• **Listed entries**
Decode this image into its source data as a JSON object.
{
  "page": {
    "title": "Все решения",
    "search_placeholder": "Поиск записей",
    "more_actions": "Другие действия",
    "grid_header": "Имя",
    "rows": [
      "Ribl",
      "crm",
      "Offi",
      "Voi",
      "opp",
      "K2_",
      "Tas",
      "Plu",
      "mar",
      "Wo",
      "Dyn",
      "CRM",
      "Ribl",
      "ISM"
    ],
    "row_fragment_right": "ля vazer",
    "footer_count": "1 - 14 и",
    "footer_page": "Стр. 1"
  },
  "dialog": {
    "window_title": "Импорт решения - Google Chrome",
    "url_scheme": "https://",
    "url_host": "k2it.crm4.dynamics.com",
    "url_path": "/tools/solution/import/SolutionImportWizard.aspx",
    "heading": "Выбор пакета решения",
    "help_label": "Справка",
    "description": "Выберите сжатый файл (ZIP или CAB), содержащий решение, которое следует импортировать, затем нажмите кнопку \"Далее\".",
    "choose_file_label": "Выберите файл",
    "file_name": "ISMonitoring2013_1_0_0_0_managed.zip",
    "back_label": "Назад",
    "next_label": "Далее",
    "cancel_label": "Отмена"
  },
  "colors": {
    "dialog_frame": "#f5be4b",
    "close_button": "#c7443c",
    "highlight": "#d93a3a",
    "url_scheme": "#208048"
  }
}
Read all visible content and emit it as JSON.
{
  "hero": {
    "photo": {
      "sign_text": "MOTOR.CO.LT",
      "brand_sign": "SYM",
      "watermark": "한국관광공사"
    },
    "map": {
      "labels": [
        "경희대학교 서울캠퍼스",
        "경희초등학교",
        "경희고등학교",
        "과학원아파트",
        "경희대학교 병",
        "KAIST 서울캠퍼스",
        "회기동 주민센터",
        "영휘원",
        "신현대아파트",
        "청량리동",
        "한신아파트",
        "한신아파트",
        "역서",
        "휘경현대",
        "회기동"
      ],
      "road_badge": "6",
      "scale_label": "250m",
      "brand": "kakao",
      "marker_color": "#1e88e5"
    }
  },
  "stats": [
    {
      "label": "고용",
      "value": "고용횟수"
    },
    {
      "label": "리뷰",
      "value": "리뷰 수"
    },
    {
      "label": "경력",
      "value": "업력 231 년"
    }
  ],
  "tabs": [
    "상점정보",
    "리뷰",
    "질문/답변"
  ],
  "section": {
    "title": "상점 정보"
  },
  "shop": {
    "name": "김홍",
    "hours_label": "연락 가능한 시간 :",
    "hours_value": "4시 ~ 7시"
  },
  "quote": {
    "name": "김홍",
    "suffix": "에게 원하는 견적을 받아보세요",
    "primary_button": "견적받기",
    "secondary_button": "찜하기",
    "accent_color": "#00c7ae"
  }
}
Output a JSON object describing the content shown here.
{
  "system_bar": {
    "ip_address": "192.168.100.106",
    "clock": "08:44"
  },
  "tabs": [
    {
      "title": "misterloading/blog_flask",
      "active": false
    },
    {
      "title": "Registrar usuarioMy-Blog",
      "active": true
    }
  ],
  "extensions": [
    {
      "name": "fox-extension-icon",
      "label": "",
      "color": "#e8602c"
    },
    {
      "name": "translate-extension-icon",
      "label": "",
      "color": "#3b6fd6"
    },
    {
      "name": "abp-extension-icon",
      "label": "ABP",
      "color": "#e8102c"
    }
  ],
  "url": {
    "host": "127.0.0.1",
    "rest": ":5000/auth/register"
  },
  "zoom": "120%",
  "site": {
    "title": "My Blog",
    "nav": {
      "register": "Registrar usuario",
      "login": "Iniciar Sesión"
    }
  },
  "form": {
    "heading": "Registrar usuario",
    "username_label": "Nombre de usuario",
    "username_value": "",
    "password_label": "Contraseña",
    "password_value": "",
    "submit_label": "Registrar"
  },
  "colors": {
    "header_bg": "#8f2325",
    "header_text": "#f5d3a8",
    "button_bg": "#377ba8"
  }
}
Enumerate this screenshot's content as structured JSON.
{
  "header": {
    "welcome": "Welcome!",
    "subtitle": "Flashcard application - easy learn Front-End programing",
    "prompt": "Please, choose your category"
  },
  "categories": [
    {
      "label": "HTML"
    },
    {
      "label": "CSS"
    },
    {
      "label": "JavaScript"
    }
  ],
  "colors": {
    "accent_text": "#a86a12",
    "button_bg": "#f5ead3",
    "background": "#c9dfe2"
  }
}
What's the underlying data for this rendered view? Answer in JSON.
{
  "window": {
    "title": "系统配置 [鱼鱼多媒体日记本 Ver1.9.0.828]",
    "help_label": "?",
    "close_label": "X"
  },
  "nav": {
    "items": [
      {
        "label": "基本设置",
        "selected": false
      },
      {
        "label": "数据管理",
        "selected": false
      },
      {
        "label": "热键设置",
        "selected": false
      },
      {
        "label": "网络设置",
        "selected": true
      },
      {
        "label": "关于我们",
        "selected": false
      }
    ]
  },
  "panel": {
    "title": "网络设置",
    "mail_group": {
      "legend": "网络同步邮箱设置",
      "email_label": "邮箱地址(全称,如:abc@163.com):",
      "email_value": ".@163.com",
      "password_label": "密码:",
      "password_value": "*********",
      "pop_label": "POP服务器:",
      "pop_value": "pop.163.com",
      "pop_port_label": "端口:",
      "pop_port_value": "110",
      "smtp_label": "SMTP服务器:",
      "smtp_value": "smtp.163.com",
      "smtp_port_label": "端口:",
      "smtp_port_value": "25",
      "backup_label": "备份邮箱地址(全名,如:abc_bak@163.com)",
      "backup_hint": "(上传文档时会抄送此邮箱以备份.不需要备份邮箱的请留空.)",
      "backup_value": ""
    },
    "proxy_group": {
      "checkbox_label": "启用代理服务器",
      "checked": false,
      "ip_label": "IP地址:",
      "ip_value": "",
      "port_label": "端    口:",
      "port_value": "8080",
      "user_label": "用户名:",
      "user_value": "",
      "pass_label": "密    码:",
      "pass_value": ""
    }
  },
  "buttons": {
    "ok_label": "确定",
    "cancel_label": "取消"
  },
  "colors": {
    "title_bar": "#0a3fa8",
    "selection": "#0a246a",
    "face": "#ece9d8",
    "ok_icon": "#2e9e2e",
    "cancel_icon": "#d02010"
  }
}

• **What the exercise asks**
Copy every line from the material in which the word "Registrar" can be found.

• **Response**
      "title": "Registrar usuarioMy-Blog",
      "register": "Registrar usuario",
    "heading": "Registrar usuario",
    "submit_label": "Registrar"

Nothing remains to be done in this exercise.